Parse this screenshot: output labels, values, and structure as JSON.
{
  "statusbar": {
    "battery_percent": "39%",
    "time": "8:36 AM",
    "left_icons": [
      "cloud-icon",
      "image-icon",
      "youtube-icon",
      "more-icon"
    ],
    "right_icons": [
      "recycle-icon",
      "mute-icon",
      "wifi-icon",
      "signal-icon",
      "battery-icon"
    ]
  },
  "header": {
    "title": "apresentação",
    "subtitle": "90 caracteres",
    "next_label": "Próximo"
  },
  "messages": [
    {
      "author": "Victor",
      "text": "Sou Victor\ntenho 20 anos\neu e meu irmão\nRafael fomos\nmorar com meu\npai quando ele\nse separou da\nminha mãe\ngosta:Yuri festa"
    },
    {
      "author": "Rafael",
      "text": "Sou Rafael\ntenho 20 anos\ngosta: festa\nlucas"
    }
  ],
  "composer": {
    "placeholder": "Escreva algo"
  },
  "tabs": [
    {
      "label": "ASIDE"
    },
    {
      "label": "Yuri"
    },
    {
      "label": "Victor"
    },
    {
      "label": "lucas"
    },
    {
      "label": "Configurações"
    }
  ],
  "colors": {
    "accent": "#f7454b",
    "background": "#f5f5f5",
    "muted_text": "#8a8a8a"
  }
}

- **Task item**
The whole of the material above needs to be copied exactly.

- **The completed task**
Parse this screenshot: output labels, values, and structure as JSON.
{
  "statusbar": {
    "battery_percent": "39%",
    "time": "8:36 AM",
    "left_icons": [
      "cloud-icon",
      "image-icon",
      "youtube-icon",
      "more-icon"
    ],
    "right_icons": [
      "recycle-icon",
      "mute-icon",
      "wifi-icon",
      "signal-icon",
      "battery-icon"
    ]
  },
  "header": {
    "title": "apresentação",
    "subtitle": "90 caracteres",
    "next_label": "Próximo"
  },
  "messages": [
    {
      "author": "Victor",
      "text": "Sou Victor\ntenho 20 anos\neu e meu irmão\nRafael fomos\nmorar com meu\npai quando ele\nse separou da\nminha mãe\ngosta:Yuri festa"
    },
    {
      "author": "Rafael",
      "text": "Sou Rafael\ntenho 20 anos\ngosta: festa\nlucas"
    }
  ],
  "composer": {
    "placeholder": "Escreva algo"
  },
  "tabs": [
    {
      "label": "ASIDE"
    },
    {
      "label": "Yuri"
    },
    {
      "label": "Victor"
    },
    {
      "label": "lucas"
    },
    {
      "label": "Configurações"
    }
  ],
  "colors": {
    "accent": "#f7454b",
    "background": "#f5f5f5",
    "muted_text": "#8a8a8a"
  }
}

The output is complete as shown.